Once you've used the pre-packaged 'mix' that's provided you can buy refill mixes in a variety of flavors, or create your own if you're feeling inspired.
Then there are frozen smoothie treats from a number of different manufaturers. These don't have any play-value, but dogs and puppies love them and the coolness gives those hot little gums a bit of a break.
By now it's perfectly clear that a teething puppy just HAS to chew on stuff.. he literally can't help himself!
Making sure he has plenty of sturdy teething toys is the first step to dealing with this, but it's also important to be very consistent about discouraging him from chewing or biting on things that he shouldn't... and then re-directing his attention back to his own belongings.
All puppies nip, bite and chew, it's a normal puppy behavior. It seems to escalate during the teething stage, eventually slowing down and eventually disappearing as the pup becomes an adult dog - but there's a big 'IF' here, and that is.....
IF YOU WORK ON SHOWING YOUR PUPPY THAT NIPPING/BITING PEOPLE, AND CHEWING ON FURNITURE, CLOTHES ETC. IS NOT ACCEPTABLE!
Adolescent pups and adult dogs naturally bite, nip and chew less than puppies do, but unless they've been clearly shown that it's not okay to do these things, they will still do them - whenever they feel like it.
When it comes to the nipping and biting it can be serious, because this behavior can develop to become a way of expressing dominance, and an untrained dog will use it as a way to control people, or other dogs.
This can eventually lead to a dog who is bossy, unmanageable and even dangerous. So, it's very important to make it clear to your puppy that biting and nipping is not something that's going to be tolerated.
Because it's a natural and instinctive habit, nipping can be difficult to break especially in some very 'mouthy' breeds. But there ARE very effective methods and techniques that you can use to stop puppy biting, and I'd strongly recommend checking them out.
Chewing is another thing that all puppies do, although admittedly some are more vigorous, and stubborn, about it than others.
Although this won't lead to you having a pup who is dominant or at risk of biting someone, it WILL cause considerable destruction to your home if you don't deal with it early on.Regular consistent corrections will work wonders, but you will need to be patient. Products such as Grannick's Bitter Apple Spray can be a BIG help too.

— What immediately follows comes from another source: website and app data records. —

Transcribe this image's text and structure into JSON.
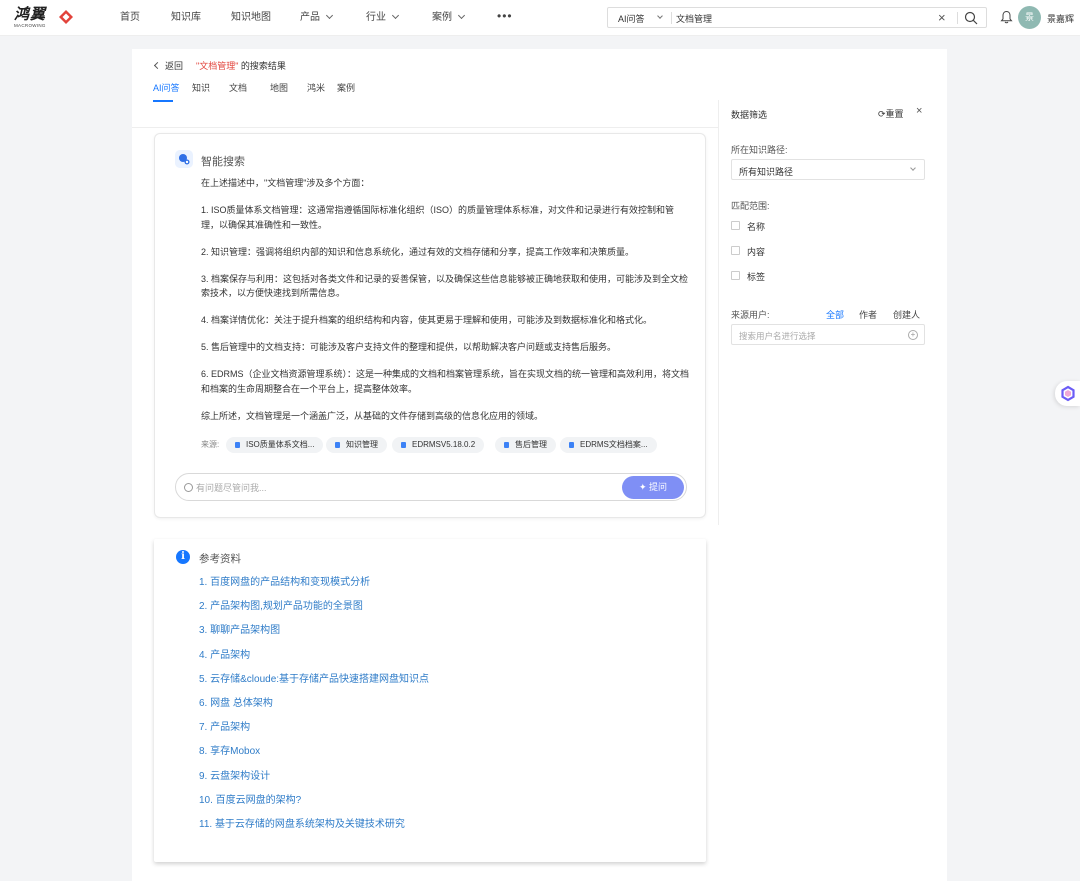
{
  "brand": {
    "name": "鸿翼",
    "sub": "MACROWING",
    "accent": "#e2433b"
  },
  "nav": {
    "items": [
      "首页",
      "知识库",
      "知识地图",
      "产品",
      "行业",
      "案例"
    ],
    "more": "•••"
  },
  "search": {
    "type": "AI问答",
    "value": "文档管理",
    "clear": "×"
  },
  "user": {
    "avatar_text": "景",
    "name": "景嘉辉"
  },
  "header": {
    "back": "返回",
    "query_quoted": "\"文档管理\"",
    "result_suffix": " 的搜索结果"
  },
  "tabs": [
    "AI问答",
    "知识",
    "文档",
    "地图",
    "鸿米",
    "案例"
  ],
  "filter": {
    "title": "数据筛选",
    "reset": "重置",
    "close": "×",
    "path_label": "所在知识路径:",
    "path_value": "所有知识路径",
    "match_label": "匹配范围:",
    "match_options": [
      "名称",
      "内容",
      "标签"
    ],
    "source_label": "来源用户:",
    "source_options": [
      "全部",
      "作者",
      "创建人"
    ],
    "user_placeholder": "搜索用户名进行选择"
  },
  "ai": {
    "title": "智能搜索",
    "paragraphs": [
      "在上述描述中，\"文档管理\"涉及多个方面：",
      "1. ISO质量体系文档管理：这通常指遵循国际标准化组织（ISO）的质量管理体系标准，对文件和记录进行有效控制和管理，以确保其准确性和一致性。",
      "2. 知识管理：强调将组织内部的知识和信息系统化，通过有效的文档存储和分享，提高工作效率和决策质量。",
      "3. 档案保存与利用：这包括对各类文件和记录的妥善保管，以及确保这些信息能够被正确地获取和使用，可能涉及到全文检索技术，以方便快速找到所需信息。",
      "4. 档案详情优化：关注于提升档案的组织结构和内容，使其更易于理解和使用，可能涉及到数据标准化和格式化。",
      "5. 售后管理中的文档支持：可能涉及客户支持文件的整理和提供，以帮助解决客户问题或支持售后服务。",
      "6. EDRMS（企业文档资源管理系统）：这是一种集成的文档和档案管理系统，旨在实现文档的统一管理和高效利用，将文档和档案的生命周期整合在一个平台上，提高整体效率。",
      "综上所述，文档管理是一个涵盖广泛，从基础的文件存储到高级的信息化应用的领域。"
    ],
    "source_label": "来源:",
    "sources": [
      "ISO质量体系文档...",
      "知识管理",
      "EDRMSV5.18.0.2",
      "售后管理",
      "EDRMS文档档案..."
    ],
    "ask_placeholder": "有问题尽管问我...",
    "ask_button": "提问"
  },
  "refs": {
    "title": "参考资料",
    "items": [
      "1. 百度网盘的产品结构和变现模式分析",
      "2. 产品架构图,规划产品功能的全景图",
      "3. 聊聊产品架构图",
      "4. 产品架构",
      "5. 云存储&cloude:基于存储产品快速搭建网盘知识点",
      "6. 网盘 总体架构",
      "7. 产品架构",
      "8. 享存Mobox",
      "9. 云盘架构设计",
      "10. 百度云网盘的架构?",
      "11. 基于云存储的网盘系统架构及关键技术研究"
    ]
  }
}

If you click on the thumbnail image on the left you'll go straight to my page that is packed full of tips and ideas to help you handle all the puppy chewing that accompanies puppy teething (it will open in a new window so that you can come right back here once you've finished).